"I met a group of friends through vet school and we would spend hours in the library together, studying. We all learned from each other throughout the four years of grad school," she said.

A standard degree in veterinary medicine takes roughly four years of undergraduate studies followed by four years of graduate school and an exhausting amount of studying. On top of an extreme workload, colleges of veterinary medicine are particularly competitive, explains Lusty, who graduated with a class of 104 students.

"In general, there are only 29 vet schools total in the United States, Canada and the Caribbean, making it more competitive than the human medical school counterpart," said Lusty.

Being accepted into veterinary school is difficult, but is just the beginning of a long, arduous process. Professors recommend the typical amount of study time should coincide with the number of hours you are sitting in the classroom. This means Lusty spent 40 hours in the classroom and approximately 40 hours studying outside of class each week.

As strenuous as veterinary medicine is, Lusty had a strong motivation early on to pursue this career.

"I loved animals, but I liked the science behind everything," she said. "Understanding how things worked interested me. I knew from an early age that this is what I wanted to do, no matter what the challenges."

Currently, Lusty focuses on equine medicine or mixed large animal medicine. She explains that the most difficult part of large animal medicine is persuading people that she can accomplish the job at hand despite an animal's size.

"There are ways to use your intelligence if you don't have (muscular) strength," she said. "You have to be smart about the way you do something rather than relying on strength."

Although Lusty feels that the job outlook for equine medicine is not great in the state of Michigan, she is still determined to make her mark in the local community. "Someday I would like to open up my own practice in the area that I grew up, either in Grand Blanc or Goodrich."

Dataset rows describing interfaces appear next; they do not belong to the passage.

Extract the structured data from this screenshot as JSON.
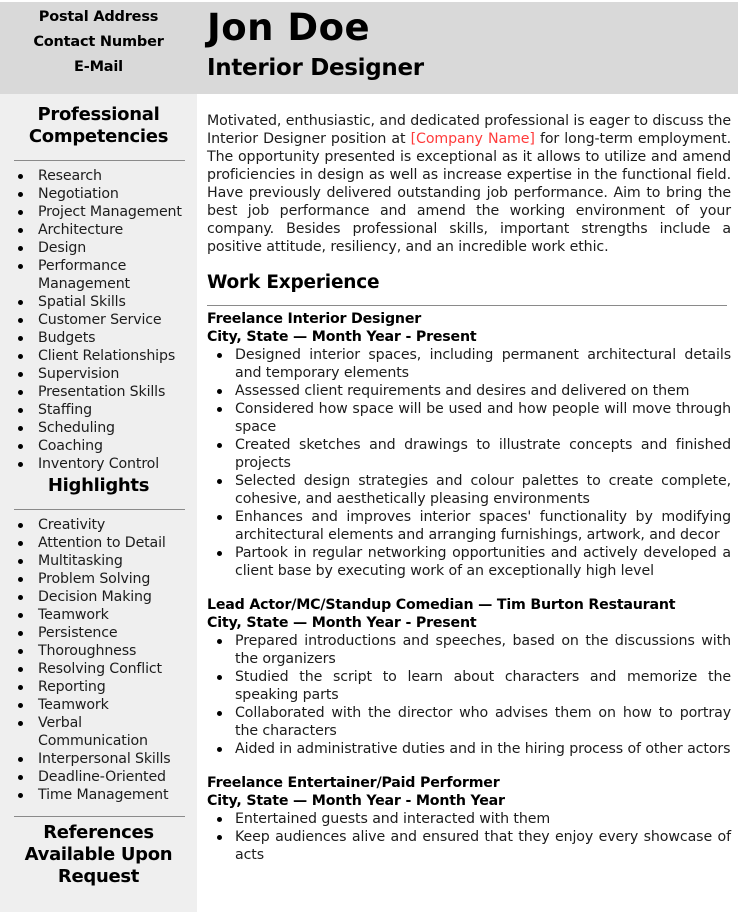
{
  "header": {
    "contact": [
      "Postal Address",
      "Contact Number",
      "E-Mail"
    ],
    "name": "Jon Doe",
    "role": "Interior Designer"
  },
  "sidebar": {
    "competencies_title_line1": "Professional",
    "competencies_title_line2": "Competencies",
    "competencies": [
      "Research",
      "Negotiation",
      "Project Management",
      "Architecture",
      "Design",
      "Performance Management",
      "Spatial Skills",
      "Customer Service",
      "Budgets",
      "Client Relationships",
      "Supervision",
      "Presentation Skills",
      "Staffing",
      "Scheduling",
      "Coaching",
      "Inventory Control"
    ],
    "highlights_title": "Highlights",
    "highlights": [
      "Creativity",
      "Attention to Detail",
      "Multitasking",
      "Problem Solving",
      "Decision Making",
      "Teamwork",
      "Persistence",
      "Thoroughness",
      "Resolving Conflict",
      "Reporting",
      "Teamwork",
      "Verbal Communication",
      "Interpersonal Skills",
      "Deadline-Oriented",
      "Time Management"
    ],
    "references_line1": "References",
    "references_line2": "Available Upon",
    "references_line3": "Request"
  },
  "summary": {
    "before": "Motivated, enthusiastic, and dedicated professional is eager to discuss the Interior Designer position at ",
    "company_placeholder": "[Company Name]",
    "after": " for long-term employment. The opportunity presented is exceptional as it allows to utilize and amend proficiencies in design as well as increase expertise in the functional field. Have previously delivered outstanding job performance. Aim to bring the best job performance and amend the working environment of your company. Besides professional skills, important strengths include a positive attitude, resiliency, and an incredible work ethic.",
    "placeholder_color": "#ff3b3b"
  },
  "work": {
    "title": "Work Experience",
    "jobs": [
      {
        "title": "Freelance Interior Designer",
        "meta": "City, State — Month Year - Present",
        "bullets": [
          "Designed interior spaces, including permanent architectural details and temporary elements",
          "Assessed client requirements and desires and delivered on them",
          "Considered how space will be used and how people will move through space",
          "Created sketches and drawings to illustrate concepts and finished projects",
          "Selected design strategies and colour palettes to create complete, cohesive, and aesthetically pleasing environments",
          "Enhances and improves interior spaces' functionality by modifying architectural elements and arranging furnishings, artwork, and decor",
          "Partook in regular networking opportunities and actively developed a client base by executing work of an exceptionally high level"
        ]
      },
      {
        "title": "Lead Actor/MC/Standup Comedian — Tim Burton Restaurant",
        "meta": "City, State — Month Year - Present",
        "bullets": [
          "Prepared introductions and speeches, based on the discussions with the organizers",
          "Studied the script to learn about characters and memorize the speaking parts",
          "Collaborated with the director who advises them on how to portray the characters",
          "Aided in administrative duties and in the hiring process of other actors"
        ]
      },
      {
        "title": "Freelance Entertainer/Paid Performer",
        "meta": "City, State — Month Year - Month Year",
        "bullets": [
          "Entertained guests and interacted with them",
          "Keep audiences alive and ensured that they enjoy every showcase of acts"
        ]
      }
    ]
  }
}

Angie is the daughter of Lynn and James L. Lusty of Atlas Township.